((

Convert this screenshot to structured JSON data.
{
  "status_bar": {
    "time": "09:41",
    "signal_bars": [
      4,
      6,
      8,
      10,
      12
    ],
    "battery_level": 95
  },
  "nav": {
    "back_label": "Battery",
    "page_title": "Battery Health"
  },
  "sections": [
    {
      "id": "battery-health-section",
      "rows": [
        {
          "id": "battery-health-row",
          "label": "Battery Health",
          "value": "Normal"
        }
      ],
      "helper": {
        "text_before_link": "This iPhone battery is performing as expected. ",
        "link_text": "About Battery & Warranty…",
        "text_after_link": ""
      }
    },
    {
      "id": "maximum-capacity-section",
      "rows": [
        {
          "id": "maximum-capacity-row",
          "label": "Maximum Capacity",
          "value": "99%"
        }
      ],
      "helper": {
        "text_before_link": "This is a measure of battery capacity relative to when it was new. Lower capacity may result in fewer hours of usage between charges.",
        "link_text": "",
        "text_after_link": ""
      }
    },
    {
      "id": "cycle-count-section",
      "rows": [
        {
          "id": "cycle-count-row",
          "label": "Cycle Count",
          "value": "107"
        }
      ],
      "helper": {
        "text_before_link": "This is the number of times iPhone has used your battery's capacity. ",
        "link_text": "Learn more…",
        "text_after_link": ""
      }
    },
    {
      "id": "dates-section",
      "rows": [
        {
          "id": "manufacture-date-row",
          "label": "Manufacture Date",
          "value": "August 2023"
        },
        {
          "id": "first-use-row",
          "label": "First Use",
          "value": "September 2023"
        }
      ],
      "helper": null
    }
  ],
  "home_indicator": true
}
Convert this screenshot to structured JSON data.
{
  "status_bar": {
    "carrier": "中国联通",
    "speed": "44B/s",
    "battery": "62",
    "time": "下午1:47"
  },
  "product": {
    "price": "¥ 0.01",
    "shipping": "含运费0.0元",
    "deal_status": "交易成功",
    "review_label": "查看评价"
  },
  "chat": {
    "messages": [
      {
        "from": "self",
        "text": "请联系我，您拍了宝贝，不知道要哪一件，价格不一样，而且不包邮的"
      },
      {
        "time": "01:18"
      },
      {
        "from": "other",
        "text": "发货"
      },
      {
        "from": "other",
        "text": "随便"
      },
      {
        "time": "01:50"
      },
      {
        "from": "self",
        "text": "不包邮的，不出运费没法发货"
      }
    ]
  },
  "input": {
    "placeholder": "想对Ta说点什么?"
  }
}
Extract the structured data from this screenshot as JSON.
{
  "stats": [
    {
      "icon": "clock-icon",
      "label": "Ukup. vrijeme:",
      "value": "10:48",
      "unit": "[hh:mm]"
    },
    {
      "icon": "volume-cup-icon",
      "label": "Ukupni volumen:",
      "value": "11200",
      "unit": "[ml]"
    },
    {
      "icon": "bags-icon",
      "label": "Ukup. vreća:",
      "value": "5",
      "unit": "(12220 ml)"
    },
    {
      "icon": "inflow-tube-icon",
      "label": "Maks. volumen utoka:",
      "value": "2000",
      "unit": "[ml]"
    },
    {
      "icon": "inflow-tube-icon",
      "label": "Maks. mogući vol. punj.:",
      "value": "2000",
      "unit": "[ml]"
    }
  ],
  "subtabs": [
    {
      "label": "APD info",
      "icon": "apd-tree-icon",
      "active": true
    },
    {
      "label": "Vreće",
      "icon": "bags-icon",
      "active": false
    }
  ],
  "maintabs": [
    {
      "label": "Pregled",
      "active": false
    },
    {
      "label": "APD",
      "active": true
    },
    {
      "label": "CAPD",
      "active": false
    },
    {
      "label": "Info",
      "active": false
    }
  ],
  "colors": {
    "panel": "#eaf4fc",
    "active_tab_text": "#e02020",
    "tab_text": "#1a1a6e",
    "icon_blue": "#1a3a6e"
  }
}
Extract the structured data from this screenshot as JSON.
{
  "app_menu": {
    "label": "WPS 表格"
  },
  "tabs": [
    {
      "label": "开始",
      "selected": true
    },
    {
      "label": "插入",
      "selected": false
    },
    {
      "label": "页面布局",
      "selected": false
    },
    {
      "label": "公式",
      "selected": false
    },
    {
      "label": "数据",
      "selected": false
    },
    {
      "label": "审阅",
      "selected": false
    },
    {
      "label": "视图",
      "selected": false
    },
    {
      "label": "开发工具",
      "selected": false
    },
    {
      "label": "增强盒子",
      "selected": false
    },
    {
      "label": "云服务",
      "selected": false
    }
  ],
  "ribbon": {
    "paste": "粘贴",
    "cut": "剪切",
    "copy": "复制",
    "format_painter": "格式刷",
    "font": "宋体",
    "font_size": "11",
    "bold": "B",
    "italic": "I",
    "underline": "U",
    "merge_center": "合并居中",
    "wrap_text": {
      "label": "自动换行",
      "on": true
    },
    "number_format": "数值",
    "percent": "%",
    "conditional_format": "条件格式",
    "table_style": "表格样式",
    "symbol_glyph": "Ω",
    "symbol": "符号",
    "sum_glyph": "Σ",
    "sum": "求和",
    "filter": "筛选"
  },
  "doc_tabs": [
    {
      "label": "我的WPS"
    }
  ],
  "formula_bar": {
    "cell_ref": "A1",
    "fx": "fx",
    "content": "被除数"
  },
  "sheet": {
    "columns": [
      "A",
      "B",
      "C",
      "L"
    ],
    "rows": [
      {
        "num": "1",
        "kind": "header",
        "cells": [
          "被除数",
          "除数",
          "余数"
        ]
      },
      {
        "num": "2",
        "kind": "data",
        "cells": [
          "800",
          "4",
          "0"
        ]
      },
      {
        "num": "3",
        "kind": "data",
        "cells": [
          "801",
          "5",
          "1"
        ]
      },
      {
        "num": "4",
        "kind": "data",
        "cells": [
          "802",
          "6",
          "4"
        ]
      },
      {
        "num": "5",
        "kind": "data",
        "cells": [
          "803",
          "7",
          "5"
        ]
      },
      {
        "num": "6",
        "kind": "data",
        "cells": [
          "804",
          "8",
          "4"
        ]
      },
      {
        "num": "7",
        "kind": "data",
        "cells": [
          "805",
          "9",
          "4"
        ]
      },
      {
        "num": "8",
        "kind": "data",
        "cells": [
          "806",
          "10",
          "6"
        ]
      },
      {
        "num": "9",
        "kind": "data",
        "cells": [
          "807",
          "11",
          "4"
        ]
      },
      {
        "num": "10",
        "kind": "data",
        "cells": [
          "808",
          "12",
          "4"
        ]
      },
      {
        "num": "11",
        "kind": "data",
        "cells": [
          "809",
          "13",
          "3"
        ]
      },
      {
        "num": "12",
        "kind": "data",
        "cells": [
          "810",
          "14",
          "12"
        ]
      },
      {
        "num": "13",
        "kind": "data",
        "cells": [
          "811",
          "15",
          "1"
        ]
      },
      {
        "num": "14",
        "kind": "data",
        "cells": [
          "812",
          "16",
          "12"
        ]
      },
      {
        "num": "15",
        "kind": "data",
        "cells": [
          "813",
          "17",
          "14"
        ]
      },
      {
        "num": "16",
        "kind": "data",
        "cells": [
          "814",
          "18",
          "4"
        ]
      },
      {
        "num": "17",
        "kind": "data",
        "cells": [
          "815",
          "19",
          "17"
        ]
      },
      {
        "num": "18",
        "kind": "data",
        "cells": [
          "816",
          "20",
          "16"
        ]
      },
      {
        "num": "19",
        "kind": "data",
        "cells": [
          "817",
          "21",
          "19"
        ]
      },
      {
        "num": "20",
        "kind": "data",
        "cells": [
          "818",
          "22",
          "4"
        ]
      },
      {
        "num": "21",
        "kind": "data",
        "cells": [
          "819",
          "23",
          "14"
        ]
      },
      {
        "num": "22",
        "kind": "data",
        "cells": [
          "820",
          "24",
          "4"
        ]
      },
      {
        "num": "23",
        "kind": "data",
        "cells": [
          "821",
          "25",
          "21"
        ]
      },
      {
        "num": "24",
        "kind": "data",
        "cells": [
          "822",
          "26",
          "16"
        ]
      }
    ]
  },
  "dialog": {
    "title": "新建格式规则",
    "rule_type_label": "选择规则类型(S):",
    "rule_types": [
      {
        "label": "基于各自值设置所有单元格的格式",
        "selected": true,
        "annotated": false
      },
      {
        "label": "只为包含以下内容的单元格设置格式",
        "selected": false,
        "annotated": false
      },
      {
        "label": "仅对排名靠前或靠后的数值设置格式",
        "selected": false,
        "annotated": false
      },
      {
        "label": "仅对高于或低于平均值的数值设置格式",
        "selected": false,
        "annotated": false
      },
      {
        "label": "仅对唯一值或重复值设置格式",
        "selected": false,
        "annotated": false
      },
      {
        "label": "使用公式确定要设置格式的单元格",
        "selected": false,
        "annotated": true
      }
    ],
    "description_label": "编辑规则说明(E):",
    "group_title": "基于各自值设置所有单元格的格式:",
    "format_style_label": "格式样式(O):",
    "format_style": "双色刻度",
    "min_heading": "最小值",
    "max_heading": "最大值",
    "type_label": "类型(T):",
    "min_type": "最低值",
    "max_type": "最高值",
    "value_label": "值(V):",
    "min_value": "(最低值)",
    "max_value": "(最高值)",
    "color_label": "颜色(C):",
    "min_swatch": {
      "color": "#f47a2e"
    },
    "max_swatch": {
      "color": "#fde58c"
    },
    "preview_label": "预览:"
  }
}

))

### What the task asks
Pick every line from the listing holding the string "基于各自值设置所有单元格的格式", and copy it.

### Task solution
        "label": "基于各自值设置所有单元格的格式",
    "group_title": "基于各自值设置所有单元格的格式:",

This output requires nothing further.